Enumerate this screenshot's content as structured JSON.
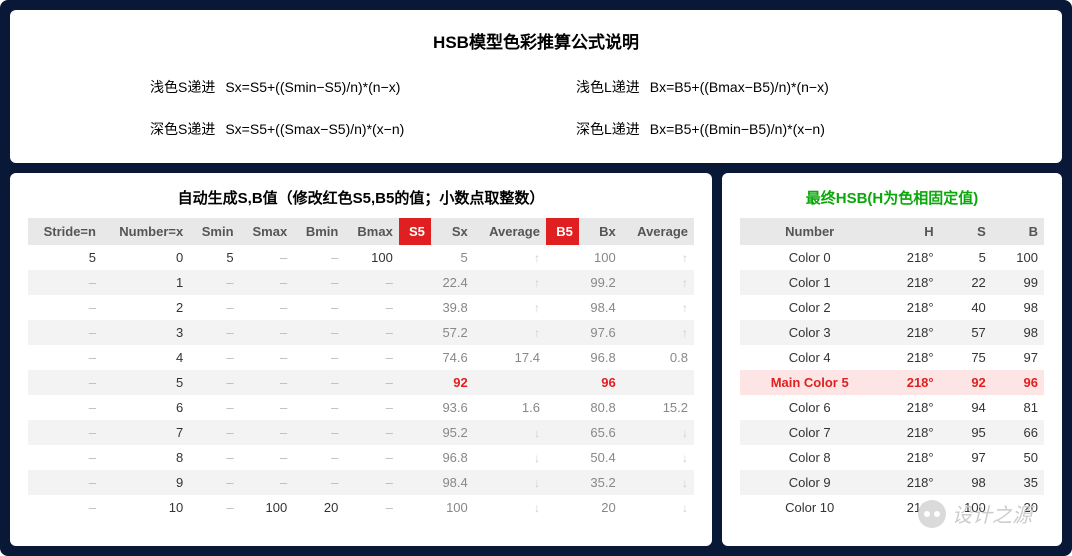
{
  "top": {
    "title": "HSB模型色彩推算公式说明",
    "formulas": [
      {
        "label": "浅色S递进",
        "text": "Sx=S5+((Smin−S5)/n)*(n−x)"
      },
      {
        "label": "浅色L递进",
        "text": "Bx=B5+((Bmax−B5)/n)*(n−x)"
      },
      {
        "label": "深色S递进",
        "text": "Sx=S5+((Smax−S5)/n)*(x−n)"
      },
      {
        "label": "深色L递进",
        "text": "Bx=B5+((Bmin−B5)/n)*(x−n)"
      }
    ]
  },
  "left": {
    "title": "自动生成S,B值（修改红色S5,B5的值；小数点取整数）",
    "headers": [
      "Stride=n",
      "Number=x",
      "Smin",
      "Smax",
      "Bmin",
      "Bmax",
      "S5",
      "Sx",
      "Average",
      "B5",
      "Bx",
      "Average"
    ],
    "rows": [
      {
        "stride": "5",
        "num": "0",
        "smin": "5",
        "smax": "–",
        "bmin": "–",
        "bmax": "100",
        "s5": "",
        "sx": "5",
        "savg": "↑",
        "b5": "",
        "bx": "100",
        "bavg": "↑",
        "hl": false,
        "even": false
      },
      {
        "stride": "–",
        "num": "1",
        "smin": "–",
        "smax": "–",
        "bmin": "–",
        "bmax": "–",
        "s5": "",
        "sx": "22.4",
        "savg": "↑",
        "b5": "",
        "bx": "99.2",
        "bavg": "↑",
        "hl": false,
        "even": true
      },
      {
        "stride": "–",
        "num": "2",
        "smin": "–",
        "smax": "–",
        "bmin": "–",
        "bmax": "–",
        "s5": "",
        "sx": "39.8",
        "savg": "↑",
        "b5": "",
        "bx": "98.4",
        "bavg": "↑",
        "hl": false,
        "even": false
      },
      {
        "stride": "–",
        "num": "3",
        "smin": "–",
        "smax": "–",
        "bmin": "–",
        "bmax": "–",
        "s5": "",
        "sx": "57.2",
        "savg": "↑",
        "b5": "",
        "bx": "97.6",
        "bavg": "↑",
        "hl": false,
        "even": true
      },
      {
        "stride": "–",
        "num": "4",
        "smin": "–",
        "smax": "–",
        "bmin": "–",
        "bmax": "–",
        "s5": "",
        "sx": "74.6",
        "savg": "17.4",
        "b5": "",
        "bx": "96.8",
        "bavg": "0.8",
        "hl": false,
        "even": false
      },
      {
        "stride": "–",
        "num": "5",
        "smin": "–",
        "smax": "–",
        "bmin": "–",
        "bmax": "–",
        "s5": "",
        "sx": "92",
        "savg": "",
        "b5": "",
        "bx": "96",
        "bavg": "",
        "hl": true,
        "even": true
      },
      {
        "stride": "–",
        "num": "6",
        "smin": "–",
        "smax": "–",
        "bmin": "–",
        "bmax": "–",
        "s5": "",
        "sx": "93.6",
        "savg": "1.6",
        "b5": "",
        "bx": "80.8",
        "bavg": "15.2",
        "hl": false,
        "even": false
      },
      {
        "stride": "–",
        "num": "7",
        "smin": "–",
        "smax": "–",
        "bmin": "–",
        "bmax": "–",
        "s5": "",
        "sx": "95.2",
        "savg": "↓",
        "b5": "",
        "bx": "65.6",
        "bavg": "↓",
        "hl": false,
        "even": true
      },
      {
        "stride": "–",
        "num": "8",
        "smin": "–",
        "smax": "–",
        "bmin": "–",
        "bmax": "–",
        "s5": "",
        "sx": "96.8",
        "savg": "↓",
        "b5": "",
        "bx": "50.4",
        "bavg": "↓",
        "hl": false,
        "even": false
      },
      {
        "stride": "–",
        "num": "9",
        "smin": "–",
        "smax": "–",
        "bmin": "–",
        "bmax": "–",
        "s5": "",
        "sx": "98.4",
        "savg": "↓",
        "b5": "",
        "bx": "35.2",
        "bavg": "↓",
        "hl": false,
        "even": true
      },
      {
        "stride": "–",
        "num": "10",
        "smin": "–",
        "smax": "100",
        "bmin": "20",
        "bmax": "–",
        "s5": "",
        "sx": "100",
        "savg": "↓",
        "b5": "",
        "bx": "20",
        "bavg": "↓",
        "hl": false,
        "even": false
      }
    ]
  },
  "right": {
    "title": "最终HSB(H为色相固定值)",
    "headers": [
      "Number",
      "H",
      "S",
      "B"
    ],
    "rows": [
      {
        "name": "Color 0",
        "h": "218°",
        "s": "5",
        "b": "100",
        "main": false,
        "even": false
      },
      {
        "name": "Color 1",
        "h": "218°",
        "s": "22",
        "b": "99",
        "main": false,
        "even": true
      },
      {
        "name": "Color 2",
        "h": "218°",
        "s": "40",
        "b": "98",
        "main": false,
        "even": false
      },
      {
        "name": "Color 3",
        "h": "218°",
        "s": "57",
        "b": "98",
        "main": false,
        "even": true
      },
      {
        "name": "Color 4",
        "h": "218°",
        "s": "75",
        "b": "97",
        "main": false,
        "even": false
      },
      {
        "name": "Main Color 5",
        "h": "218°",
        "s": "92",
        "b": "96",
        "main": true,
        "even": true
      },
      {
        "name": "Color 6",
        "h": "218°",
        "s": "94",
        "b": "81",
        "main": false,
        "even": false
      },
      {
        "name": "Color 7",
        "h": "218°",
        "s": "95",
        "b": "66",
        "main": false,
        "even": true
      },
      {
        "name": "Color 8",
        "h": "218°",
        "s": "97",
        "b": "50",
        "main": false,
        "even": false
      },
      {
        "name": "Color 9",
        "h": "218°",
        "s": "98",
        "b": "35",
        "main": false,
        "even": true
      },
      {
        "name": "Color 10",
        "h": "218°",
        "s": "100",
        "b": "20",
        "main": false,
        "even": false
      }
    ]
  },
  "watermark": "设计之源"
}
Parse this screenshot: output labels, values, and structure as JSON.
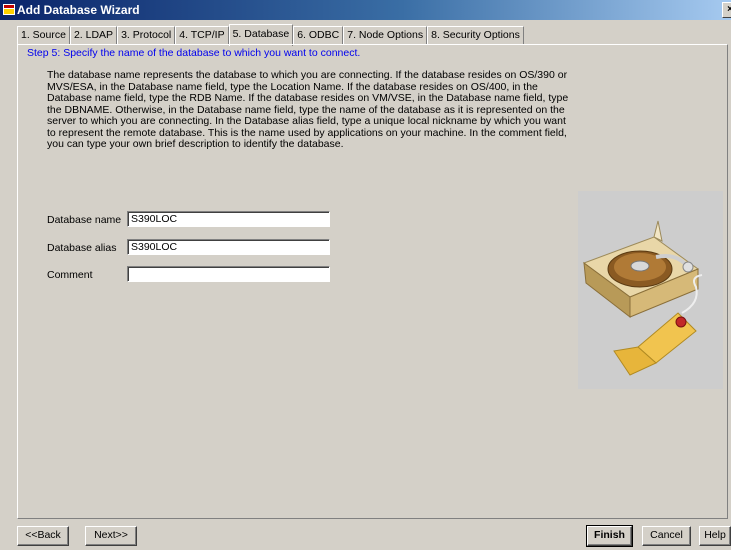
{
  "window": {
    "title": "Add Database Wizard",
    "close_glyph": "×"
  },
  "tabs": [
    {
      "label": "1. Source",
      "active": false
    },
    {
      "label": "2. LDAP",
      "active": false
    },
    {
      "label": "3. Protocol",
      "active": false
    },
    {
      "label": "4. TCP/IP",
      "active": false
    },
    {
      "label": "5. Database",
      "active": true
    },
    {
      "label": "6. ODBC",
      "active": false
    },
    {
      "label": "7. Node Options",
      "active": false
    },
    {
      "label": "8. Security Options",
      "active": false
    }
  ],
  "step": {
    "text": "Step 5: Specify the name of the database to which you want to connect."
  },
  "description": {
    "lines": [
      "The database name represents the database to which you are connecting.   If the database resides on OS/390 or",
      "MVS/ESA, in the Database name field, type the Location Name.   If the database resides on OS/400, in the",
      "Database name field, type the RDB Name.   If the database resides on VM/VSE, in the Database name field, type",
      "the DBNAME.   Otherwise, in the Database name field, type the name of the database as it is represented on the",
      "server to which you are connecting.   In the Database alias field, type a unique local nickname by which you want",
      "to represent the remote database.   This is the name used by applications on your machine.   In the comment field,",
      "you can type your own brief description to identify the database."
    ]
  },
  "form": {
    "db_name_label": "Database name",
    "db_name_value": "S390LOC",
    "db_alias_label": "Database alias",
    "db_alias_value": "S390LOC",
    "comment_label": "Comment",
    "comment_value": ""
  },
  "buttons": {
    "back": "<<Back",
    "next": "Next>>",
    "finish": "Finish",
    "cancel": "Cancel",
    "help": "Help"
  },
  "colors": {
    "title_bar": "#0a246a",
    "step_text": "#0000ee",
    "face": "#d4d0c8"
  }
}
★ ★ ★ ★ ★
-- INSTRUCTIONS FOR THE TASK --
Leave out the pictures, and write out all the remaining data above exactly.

-- SOLVED PROBLEM --
Enumerate this screenshot's content as structured JSON.
{
  "top": {
    "title": "HSB模型色彩推算公式说明",
    "formulas": [
      {
        "label": "浅色S递进",
        "text": "Sx=S5+((Smin−S5)/n)*(n−x)"
      },
      {
        "label": "浅色L递进",
        "text": "Bx=B5+((Bmax−B5)/n)*(n−x)"
      },
      {
        "label": "深色S递进",
        "text": "Sx=S5+((Smax−S5)/n)*(x−n)"
      },
      {
        "label": "深色L递进",
        "text": "Bx=B5+((Bmin−B5)/n)*(x−n)"
      }
    ]
  },
  "left": {
    "title": "自动生成S,B值（修改红色S5,B5的值；小数点取整数）",
    "headers": [
      "Stride=n",
      "Number=x",
      "Smin",
      "Smax",
      "Bmin",
      "Bmax",
      "S5",
      "Sx",
      "Average",
      "B5",
      "Bx",
      "Average"
    ],
    "rows": [
      {
        "stride": "5",
        "num": "0",
        "smin": "5",
        "smax": "–",
        "bmin": "–",
        "bmax": "100",
        "s5": "",
        "sx": "5",
        "savg": "↑",
        "b5": "",
        "bx": "100",
        "bavg": "↑",
        "hl": false,
        "even": false
      },
      {
        "stride": "–",
        "num": "1",
        "smin": "–",
        "smax": "–",
        "bmin": "–",
        "bmax": "–",
        "s5": "",
        "sx": "22.4",
        "savg": "↑",
        "b5": "",
        "bx": "99.2",
        "bavg": "↑",
        "hl": false,
        "even": true
      },
      {
        "stride": "–",
        "num": "2",
        "smin": "–",
        "smax": "–",
        "bmin": "–",
        "bmax": "–",
        "s5": "",
        "sx": "39.8",
        "savg": "↑",
        "b5": "",
        "bx": "98.4",
        "bavg": "↑",
        "hl": false,
        "even": false
      },
      {
        "stride": "–",
        "num": "3",
        "smin": "–",
        "smax": "–",
        "bmin": "–",
        "bmax": "–",
        "s5": "",
        "sx": "57.2",
        "savg": "↑",
        "b5": "",
        "bx": "97.6",
        "bavg": "↑",
        "hl": false,
        "even": true
      },
      {
        "stride": "–",
        "num": "4",
        "smin": "–",
        "smax": "–",
        "bmin": "–",
        "bmax": "–",
        "s5": "",
        "sx": "74.6",
        "savg": "17.4",
        "b5": "",
        "bx": "96.8",
        "bavg": "0.8",
        "hl": false,
        "even": false
      },
      {
        "stride": "–",
        "num": "5",
        "smin": "–",
        "smax": "–",
        "bmin": "–",
        "bmax": "–",
        "s5": "",
        "sx": "92",
        "savg": "",
        "b5": "",
        "bx": "96",
        "bavg": "",
        "hl": true,
        "even": true
      },
      {
        "stride": "–",
        "num": "6",
        "smin": "–",
        "smax": "–",
        "bmin": "–",
        "bmax": "–",
        "s5": "",
        "sx": "93.6",
        "savg": "1.6",
        "b5": "",
        "bx": "80.8",
        "bavg": "15.2",
        "hl": false,
        "even": false
      },
      {
        "stride": "–",
        "num": "7",
        "smin": "–",
        "smax": "–",
        "bmin": "–",
        "bmax": "–",
        "s5": "",
        "sx": "95.2",
        "savg": "↓",
        "b5": "",
        "bx": "65.6",
        "bavg": "↓",
        "hl": false,
        "even": true
      },
      {
        "stride": "–",
        "num": "8",
        "smin": "–",
        "smax": "–",
        "bmin": "–",
        "bmax": "–",
        "s5": "",
        "sx": "96.8",
        "savg": "↓",
        "b5": "",
        "bx": "50.4",
        "bavg": "↓",
        "hl": false,
        "even": false
      },
      {
        "stride": "–",
        "num": "9",
        "smin": "–",
        "smax": "–",
        "bmin": "–",
        "bmax": "–",
        "s5": "",
        "sx": "98.4",
        "savg": "↓",
        "b5": "",
        "bx": "35.2",
        "bavg": "↓",
        "hl": false,
        "even": true
      },
      {
        "stride": "–",
        "num": "10",
        "smin": "–",
        "smax": "100",
        "bmin": "20",
        "bmax": "–",
        "s5": "",
        "sx": "100",
        "savg": "↓",
        "b5": "",
        "bx": "20",
        "bavg": "↓",
        "hl": false,
        "even": false
      }
    ]
  },
  "right": {
    "title": "最终HSB(H为色相固定值)",
    "headers": [
      "Number",
      "H",
      "S",
      "B"
    ],
    "rows": [
      {
        "name": "Color 0",
        "h": "218°",
        "s": "5",
        "b": "100",
        "main": false,
        "even": false
      },
      {
        "name": "Color 1",
        "h": "218°",
        "s": "22",
        "b": "99",
        "main": false,
        "even": true
      },
      {
        "name": "Color 2",
        "h": "218°",
        "s": "40",
        "b": "98",
        "main": false,
        "even": false
      },
      {
        "name": "Color 3",
        "h": "218°",
        "s": "57",
        "b": "98",
        "main": false,
        "even": true
      },
      {
        "name": "Color 4",
        "h": "218°",
        "s": "75",
        "b": "97",
        "main": false,
        "even": false
      },
      {
        "name": "Main Color 5",
        "h": "218°",
        "s": "92",
        "b": "96",
        "main": true,
        "even": true
      },
      {
        "name": "Color 6",
        "h": "218°",
        "s": "94",
        "b": "81",
        "main": false,
        "even": false
      },
      {
        "name": "Color 7",
        "h": "218°",
        "s": "95",
        "b": "66",
        "main": false,
        "even": true
      },
      {
        "name": "Color 8",
        "h": "218°",
        "s": "97",
        "b": "50",
        "main": false,
        "even": false
      },
      {
        "name": "Color 9",
        "h": "218°",
        "s": "98",
        "b": "35",
        "main": false,
        "even": true
      },
      {
        "name": "Color 10",
        "h": "218°",
        "s": "100",
        "b": "20",
        "main": false,
        "even": false
      }
    ]
  },
  "watermark": "设计之源"
}
Parse this screenshot: output labels, values, and structure as JSON.
{
  "window": {
    "title": "Add Database Wizard",
    "close_glyph": "×"
  },
  "tabs": [
    {
      "label": "1. Source",
      "active": false
    },
    {
      "label": "2. LDAP",
      "active": false
    },
    {
      "label": "3. Protocol",
      "active": false
    },
    {
      "label": "4. TCP/IP",
      "active": false
    },
    {
      "label": "5. Database",
      "active": true
    },
    {
      "label": "6. ODBC",
      "active": false
    },
    {
      "label": "7. Node Options",
      "active": false
    },
    {
      "label": "8. Security Options",
      "active": false
    }
  ],
  "step": {
    "text": "Step 5: Specify the name of the database to which you want to connect."
  },
  "description": {
    "lines": [
      "The database name represents the database to which you are connecting.   If the database resides on OS/390 or",
      "MVS/ESA, in the Database name field, type the Location Name.   If the database resides on OS/400, in the",
      "Database name field, type the RDB Name.   If the database resides on VM/VSE, in the Database name field, type",
      "the DBNAME.   Otherwise, in the Database name field, type the name of the database as it is represented on the",
      "server to which you are connecting.   In the Database alias field, type a unique local nickname by which you want",
      "to represent the remote database.   This is the name used by applications on your machine.   In the comment field,",
      "you can type your own brief description to identify the database."
    ]
  },
  "form": {
    "db_name_label": "Database name",
    "db_name_value": "S390LOC",
    "db_alias_label": "Database alias",
    "db_alias_value": "S390LOC",
    "comment_label": "Comment",
    "comment_value": ""
  },
  "buttons": {
    "back": "<<Back",
    "next": "Next>>",
    "finish": "Finish",
    "cancel": "Cancel",
    "help": "Help"
  },
  "colors": {
    "title_bar": "#0a246a",
    "step_text": "#0000ee",
    "face": "#d4d0c8"
  }
}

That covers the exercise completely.